By: Mark Clayton, The Christian Science Monitor
Somewhere in the world, the creators of the Stuxnet worm are involved in a cyberweapon manufacturing operation that can pump out supersophisticated malicious software tweaked for specific missions, new targets, and detection evasion.
Stuxnet, the first military-grade cyberweapon known to the world, has been called a digital missile and a cyber-Hiroshima bomb. But it was not a one-shot blast, new research shows. Rather, Stuxnet is part of a bigger cyberweapons system – a software platform, or framework – that can modify already-operational malicious software, researchers at two leading antivirus companies told the Monitor.

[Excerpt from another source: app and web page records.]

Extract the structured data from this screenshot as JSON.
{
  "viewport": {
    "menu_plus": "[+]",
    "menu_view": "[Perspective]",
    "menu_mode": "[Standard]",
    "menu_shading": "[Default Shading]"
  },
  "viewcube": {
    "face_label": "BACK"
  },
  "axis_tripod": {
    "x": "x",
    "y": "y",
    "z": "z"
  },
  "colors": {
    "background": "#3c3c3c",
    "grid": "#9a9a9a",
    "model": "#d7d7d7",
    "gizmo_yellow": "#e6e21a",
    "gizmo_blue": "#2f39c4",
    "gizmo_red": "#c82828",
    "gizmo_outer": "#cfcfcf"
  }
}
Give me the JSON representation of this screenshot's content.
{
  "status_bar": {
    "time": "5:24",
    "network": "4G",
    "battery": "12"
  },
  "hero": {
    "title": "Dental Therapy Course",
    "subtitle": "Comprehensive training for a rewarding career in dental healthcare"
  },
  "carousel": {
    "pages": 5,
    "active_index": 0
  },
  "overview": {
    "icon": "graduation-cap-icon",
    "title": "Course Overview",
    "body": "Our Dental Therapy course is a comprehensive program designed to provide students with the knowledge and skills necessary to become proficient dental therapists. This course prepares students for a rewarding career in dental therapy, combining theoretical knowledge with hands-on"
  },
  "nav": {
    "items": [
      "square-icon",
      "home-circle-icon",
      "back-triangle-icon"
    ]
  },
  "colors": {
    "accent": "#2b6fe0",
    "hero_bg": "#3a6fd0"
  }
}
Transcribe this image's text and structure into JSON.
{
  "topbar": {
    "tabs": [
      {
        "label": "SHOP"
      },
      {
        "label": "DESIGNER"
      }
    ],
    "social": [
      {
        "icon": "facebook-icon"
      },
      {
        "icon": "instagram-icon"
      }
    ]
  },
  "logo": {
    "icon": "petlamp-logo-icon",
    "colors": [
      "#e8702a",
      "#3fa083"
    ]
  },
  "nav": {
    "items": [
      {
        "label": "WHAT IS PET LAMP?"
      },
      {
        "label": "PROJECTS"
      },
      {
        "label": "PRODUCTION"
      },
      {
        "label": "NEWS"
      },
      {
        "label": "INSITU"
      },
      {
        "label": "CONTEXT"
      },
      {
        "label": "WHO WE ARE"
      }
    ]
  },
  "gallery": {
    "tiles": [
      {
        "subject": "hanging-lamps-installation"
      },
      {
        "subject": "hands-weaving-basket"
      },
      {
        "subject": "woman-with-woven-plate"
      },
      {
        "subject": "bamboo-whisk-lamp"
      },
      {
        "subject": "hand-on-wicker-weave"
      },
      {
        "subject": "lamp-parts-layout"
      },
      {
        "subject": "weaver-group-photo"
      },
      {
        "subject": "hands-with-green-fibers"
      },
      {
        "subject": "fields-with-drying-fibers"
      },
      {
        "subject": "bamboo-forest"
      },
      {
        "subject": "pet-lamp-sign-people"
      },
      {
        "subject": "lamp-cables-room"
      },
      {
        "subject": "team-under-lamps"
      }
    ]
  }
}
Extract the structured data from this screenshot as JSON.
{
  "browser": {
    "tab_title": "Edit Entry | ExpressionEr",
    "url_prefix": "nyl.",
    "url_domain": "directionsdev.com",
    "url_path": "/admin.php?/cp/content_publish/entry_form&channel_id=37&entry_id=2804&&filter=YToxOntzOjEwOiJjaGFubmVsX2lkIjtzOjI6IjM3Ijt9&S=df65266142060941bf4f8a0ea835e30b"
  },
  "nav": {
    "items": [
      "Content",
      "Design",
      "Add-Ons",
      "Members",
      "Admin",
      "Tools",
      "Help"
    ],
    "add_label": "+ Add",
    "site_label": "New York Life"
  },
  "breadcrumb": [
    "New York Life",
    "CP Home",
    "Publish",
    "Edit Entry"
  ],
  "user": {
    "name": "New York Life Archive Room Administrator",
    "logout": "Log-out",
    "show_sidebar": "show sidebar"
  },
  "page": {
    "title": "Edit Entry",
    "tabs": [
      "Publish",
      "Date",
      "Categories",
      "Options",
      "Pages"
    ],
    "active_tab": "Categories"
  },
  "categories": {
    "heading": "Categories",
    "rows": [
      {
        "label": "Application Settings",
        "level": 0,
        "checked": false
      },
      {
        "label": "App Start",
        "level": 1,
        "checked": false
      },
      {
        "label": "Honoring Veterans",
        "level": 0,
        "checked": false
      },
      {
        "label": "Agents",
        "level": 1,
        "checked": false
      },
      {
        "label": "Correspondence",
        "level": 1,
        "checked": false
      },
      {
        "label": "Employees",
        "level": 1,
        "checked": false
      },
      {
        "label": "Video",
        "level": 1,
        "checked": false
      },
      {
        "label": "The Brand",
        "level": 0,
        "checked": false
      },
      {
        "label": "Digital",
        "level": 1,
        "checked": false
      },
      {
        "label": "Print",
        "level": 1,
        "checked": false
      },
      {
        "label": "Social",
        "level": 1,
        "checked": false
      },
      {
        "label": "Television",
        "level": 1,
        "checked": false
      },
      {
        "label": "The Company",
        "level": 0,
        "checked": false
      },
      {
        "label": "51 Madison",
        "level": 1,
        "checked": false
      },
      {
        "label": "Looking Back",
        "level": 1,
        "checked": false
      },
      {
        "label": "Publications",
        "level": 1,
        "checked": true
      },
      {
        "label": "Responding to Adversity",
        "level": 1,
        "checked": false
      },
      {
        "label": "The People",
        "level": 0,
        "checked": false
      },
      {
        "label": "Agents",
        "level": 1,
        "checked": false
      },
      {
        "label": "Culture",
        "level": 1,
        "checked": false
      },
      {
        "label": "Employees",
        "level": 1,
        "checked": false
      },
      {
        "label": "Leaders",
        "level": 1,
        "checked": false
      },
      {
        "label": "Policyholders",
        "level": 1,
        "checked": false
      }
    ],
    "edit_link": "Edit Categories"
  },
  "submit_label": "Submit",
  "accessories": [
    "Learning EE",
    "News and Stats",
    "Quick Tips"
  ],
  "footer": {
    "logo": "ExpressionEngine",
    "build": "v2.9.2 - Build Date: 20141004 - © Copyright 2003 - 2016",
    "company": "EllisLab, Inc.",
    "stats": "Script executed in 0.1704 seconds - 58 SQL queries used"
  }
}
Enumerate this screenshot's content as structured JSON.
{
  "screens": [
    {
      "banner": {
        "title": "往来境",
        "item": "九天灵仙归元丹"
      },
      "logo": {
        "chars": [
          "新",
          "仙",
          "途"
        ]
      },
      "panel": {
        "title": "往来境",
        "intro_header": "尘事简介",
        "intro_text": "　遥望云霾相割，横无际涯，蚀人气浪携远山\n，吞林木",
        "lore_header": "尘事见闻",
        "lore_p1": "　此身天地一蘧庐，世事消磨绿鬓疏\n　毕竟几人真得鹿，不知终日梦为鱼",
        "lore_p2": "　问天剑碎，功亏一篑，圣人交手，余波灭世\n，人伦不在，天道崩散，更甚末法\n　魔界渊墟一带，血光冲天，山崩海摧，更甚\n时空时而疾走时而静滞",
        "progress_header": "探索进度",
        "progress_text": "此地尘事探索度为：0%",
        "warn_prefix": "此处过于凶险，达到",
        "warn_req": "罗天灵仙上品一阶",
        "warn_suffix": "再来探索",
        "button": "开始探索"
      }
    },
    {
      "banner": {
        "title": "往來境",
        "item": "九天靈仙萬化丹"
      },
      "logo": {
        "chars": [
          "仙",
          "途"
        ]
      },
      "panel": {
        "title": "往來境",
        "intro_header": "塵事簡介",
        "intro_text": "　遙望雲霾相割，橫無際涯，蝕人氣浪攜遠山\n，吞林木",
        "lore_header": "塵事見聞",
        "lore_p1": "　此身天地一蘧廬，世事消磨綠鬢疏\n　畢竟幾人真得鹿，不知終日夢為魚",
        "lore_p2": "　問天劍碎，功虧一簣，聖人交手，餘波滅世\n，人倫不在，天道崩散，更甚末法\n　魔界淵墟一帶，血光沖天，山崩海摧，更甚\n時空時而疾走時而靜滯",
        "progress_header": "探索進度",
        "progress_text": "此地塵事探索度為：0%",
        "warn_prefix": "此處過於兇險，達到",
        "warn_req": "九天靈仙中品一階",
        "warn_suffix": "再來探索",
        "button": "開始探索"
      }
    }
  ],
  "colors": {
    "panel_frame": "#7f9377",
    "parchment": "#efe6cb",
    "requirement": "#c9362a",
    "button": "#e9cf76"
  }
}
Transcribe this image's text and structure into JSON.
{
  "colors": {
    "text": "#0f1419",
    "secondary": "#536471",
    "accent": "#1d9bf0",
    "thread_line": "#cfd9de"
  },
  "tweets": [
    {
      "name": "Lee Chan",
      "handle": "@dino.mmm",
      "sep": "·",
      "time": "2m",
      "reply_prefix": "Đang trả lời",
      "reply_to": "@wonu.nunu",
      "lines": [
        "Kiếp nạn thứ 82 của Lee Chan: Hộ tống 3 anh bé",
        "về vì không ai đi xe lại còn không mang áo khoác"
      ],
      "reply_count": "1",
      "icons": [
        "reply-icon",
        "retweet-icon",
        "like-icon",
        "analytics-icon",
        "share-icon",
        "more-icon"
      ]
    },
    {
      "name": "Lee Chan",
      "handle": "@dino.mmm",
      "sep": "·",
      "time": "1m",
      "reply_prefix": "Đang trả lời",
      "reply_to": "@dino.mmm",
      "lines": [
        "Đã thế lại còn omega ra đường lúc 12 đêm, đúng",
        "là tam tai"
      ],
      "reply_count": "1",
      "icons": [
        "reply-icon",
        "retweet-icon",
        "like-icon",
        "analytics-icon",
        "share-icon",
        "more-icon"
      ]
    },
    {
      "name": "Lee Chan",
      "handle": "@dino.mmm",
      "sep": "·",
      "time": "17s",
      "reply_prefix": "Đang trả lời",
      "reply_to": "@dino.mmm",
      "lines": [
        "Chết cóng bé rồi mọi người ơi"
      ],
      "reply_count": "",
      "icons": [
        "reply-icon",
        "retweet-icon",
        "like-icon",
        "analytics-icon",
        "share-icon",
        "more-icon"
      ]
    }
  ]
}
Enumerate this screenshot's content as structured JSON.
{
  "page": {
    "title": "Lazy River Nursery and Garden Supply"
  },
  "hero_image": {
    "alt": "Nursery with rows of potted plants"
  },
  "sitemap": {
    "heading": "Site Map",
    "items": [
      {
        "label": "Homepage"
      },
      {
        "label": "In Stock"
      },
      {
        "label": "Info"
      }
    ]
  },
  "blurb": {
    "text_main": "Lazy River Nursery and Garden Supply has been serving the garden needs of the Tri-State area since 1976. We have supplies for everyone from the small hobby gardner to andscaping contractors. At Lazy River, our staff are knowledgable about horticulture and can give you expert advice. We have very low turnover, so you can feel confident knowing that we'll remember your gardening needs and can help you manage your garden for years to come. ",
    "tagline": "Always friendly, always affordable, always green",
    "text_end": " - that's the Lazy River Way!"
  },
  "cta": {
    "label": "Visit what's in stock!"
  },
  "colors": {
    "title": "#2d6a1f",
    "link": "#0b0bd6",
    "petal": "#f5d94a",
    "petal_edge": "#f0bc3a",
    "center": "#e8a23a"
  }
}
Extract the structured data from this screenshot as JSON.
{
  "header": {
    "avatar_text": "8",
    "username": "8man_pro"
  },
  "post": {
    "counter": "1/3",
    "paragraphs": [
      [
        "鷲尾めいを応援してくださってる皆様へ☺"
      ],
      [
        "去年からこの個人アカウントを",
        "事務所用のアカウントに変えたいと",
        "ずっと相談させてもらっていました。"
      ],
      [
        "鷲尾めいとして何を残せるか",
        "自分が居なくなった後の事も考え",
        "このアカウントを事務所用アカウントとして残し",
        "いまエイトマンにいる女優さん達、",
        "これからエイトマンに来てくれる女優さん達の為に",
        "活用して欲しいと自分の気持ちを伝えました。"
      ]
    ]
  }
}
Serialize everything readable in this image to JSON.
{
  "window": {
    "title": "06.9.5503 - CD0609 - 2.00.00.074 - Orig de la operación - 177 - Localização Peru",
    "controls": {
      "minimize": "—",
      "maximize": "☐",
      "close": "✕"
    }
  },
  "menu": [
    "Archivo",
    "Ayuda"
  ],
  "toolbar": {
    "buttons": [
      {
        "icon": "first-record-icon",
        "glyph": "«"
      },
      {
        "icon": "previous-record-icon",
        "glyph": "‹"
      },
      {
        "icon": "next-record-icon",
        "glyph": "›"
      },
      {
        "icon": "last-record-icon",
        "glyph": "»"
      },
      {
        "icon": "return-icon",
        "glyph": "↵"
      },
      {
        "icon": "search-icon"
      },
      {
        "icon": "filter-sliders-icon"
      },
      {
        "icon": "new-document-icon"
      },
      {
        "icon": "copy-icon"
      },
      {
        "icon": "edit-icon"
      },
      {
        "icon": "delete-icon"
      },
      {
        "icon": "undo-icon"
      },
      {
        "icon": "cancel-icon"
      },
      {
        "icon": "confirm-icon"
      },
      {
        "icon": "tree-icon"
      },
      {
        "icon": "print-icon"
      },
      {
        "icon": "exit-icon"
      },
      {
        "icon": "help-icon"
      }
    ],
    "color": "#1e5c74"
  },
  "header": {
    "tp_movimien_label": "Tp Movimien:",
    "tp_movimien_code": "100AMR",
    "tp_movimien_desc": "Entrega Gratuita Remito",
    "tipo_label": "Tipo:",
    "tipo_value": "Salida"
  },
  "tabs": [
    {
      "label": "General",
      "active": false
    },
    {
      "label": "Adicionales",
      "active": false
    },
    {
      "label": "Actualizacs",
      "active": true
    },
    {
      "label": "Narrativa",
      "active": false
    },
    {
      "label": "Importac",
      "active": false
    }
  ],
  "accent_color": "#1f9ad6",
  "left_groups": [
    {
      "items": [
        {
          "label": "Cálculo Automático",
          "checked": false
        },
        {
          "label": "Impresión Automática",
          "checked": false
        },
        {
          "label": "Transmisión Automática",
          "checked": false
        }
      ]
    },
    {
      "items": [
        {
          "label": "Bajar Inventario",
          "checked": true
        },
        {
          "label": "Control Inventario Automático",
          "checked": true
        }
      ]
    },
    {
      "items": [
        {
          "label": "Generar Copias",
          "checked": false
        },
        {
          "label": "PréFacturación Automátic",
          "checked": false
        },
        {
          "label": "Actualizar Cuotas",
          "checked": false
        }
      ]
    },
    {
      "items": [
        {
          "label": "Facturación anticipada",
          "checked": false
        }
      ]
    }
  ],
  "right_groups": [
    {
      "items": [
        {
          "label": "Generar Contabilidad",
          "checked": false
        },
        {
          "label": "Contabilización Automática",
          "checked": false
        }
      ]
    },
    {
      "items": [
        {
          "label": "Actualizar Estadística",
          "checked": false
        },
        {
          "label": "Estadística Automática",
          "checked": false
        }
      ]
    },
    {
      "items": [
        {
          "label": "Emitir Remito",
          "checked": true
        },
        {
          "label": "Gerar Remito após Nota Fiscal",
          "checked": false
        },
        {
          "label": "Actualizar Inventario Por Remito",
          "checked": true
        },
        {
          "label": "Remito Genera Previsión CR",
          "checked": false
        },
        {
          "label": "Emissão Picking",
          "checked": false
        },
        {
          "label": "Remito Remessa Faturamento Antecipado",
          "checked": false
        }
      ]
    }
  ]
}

The platform appears to be able to fire and reload – again and again – to recalibrate for different targets and to bolt on different payloads, but with minimal added cost and effort, say researchers at Kaspersky Labs and at Symantec.